JEL Code
G01 : Financial Economics→General→Financial Crises
E44 : Macroeconomics and Monetary Economics→Money and Interest Rates→Financial Markets and the Macroeconomy
E58 : Macroeconomics and Monetary Economics→Monetary Policy, Central Banking, and the Supply of Money and Credit→Central Banks and Their Policies
E60 : Macroeconomics and Monetary Economics→Macroeconomic Policy, Macroeconomic Aspects of Public Finance, and General Outlook→General
H12 : Public Economics→Structure and Scope of Government→Crisis Management
Related
31 July 2017
FINANCIAL CRISES DATABASE
25 August 2017
WORKING PAPER SERIES - No. 2096
Details
Abstract
This paper proposes a framework for monitoring vulnerabilities related to the residential real estate sector in a cross-country context. The framework might be useful for complementing or cross-checking signals available from existing approaches. It takes into account three dimensions of real estate sector vulnerabilities (i.e. valuation, household indebtedness and the bank credit cycle) and enables monitoring across countries in a simple and informative way. Indicators are derived from the early warning literature and policy publications. They are aggregated in a modelfree way to a vulnerability measure, explicitly capturing the level and the dynamics of vulnerabilities. The measure proves to be a significant predictor of historical real estate crises, with a better forecasting performance than the majority of advantageously in-sample calibrated model-based estimates. The monitoring framework allows for a simple and transparent analysis across different dimensions, provides a cross-check of consistency of signals from several indicators, and accounts for the developments in terms of the levels and dynamics.

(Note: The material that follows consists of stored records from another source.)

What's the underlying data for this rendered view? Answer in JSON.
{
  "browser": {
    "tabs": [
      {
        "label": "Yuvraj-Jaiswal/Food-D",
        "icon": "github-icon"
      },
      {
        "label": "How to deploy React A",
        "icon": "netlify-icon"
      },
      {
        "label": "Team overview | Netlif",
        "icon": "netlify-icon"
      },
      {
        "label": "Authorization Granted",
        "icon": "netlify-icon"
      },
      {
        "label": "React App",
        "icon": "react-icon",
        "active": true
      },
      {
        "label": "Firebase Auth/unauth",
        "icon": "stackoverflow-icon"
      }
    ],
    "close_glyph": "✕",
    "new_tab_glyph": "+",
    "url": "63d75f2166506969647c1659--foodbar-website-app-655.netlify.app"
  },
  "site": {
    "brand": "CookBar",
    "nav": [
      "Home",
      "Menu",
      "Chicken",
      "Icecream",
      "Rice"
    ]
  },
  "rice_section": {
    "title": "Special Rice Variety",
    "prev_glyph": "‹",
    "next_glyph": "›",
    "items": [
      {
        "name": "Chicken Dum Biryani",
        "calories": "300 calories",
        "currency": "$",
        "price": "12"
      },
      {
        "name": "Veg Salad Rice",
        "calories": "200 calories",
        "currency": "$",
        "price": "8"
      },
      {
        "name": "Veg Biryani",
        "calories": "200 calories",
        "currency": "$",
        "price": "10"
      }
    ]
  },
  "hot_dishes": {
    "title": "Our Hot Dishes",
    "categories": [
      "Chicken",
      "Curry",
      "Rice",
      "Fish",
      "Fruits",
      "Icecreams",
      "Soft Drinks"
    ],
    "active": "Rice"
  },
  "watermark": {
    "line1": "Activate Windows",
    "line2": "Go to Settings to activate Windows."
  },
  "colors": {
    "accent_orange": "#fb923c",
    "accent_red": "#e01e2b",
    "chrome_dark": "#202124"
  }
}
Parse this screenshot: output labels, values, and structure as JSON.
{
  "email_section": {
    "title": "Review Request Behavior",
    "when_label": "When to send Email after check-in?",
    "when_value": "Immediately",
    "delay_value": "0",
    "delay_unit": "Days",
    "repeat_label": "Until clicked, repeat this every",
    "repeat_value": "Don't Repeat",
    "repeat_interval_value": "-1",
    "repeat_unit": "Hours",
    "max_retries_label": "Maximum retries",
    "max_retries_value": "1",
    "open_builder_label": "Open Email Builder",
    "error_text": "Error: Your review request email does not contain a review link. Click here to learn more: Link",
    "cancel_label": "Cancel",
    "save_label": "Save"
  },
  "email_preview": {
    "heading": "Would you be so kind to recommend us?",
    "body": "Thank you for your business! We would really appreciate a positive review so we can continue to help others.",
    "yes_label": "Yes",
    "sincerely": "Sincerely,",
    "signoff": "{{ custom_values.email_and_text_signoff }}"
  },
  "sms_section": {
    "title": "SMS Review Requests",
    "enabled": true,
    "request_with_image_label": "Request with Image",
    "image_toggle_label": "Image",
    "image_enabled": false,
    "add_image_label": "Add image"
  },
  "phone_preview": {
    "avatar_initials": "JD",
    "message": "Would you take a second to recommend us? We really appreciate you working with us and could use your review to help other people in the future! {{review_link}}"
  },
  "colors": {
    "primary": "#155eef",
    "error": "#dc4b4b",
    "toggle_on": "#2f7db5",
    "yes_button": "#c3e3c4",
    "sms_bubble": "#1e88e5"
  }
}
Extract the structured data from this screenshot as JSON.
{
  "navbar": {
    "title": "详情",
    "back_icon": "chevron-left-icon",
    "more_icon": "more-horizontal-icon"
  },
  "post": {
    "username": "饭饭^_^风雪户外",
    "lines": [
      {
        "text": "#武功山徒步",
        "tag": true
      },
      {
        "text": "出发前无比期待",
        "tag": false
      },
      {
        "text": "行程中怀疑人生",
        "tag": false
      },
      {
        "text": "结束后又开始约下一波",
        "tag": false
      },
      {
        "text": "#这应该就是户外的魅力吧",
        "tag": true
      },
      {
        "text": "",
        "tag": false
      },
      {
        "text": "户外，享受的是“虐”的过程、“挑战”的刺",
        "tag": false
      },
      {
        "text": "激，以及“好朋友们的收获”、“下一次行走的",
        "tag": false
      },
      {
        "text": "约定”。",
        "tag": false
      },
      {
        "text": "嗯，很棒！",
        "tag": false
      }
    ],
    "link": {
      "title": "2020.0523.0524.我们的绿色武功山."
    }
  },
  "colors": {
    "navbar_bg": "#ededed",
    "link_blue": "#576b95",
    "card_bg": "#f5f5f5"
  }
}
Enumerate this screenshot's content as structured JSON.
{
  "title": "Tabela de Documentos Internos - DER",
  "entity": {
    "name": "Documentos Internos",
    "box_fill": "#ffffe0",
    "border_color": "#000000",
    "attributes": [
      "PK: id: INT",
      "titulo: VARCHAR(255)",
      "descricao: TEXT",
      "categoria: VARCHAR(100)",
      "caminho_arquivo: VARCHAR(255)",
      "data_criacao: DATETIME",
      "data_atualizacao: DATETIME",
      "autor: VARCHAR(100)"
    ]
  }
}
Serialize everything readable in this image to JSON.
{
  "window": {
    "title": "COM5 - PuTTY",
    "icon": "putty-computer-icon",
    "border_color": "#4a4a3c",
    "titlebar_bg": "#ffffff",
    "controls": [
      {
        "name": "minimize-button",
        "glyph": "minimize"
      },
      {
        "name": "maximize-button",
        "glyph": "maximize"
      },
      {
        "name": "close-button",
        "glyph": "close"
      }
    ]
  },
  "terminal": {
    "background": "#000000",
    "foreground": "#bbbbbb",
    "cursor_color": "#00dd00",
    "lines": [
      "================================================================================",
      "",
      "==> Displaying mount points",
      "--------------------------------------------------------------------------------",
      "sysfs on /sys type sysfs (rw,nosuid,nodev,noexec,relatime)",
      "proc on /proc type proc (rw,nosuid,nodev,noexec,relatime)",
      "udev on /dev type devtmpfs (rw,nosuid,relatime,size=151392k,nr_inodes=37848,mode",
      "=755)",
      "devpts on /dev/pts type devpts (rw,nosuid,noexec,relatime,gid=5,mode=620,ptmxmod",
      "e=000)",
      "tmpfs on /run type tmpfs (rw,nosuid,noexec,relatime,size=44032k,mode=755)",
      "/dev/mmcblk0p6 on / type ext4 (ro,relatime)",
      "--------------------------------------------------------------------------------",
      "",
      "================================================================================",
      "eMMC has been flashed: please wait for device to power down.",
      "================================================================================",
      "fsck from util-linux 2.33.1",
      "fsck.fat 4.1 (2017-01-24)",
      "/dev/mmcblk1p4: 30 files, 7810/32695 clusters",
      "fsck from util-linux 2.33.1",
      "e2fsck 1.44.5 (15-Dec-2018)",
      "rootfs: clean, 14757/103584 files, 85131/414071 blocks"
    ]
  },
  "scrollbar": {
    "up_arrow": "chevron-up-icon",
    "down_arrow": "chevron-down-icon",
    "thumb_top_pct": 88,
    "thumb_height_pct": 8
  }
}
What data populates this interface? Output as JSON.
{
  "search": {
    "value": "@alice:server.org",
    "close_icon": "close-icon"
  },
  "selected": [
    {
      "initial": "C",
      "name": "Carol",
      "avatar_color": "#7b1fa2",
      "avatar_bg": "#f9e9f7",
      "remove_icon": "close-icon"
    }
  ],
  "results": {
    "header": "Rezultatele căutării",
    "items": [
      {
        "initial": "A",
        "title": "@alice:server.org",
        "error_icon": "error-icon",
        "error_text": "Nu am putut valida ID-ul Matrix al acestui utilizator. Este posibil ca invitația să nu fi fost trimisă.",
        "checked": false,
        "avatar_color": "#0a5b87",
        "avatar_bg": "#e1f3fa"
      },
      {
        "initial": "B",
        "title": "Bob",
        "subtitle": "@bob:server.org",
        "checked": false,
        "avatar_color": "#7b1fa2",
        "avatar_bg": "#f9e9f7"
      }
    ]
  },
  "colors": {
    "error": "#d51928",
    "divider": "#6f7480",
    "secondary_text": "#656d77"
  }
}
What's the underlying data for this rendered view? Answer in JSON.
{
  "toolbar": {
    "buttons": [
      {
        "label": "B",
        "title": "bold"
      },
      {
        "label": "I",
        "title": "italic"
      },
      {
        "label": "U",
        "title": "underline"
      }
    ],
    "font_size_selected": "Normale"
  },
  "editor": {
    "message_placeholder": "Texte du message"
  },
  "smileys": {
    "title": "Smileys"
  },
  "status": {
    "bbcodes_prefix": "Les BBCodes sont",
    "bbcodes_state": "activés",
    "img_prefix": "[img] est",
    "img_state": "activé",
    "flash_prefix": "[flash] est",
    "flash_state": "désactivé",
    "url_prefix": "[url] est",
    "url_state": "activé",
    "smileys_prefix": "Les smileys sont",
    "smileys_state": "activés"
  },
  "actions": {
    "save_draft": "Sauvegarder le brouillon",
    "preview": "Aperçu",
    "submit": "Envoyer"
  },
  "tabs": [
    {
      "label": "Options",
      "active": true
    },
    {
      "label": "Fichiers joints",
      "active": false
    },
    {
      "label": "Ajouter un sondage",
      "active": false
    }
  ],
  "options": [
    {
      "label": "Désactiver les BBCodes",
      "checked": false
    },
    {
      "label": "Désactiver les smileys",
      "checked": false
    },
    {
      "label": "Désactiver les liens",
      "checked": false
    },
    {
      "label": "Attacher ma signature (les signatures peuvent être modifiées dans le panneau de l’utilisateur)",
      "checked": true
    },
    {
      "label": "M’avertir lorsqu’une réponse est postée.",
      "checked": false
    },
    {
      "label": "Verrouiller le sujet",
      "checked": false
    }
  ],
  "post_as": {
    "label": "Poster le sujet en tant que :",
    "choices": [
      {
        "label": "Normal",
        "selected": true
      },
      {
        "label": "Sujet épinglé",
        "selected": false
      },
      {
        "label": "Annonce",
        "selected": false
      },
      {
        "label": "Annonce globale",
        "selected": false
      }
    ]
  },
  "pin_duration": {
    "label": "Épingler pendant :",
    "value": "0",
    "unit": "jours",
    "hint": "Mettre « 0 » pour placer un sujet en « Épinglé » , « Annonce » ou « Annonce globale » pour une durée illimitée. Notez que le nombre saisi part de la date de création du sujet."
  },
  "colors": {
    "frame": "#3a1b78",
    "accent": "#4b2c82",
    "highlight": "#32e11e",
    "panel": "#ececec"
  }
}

In view of its good forecasting performance, it is a useful complement of model-based toolkits for analysing vulnerabilities in the residential real estate sector.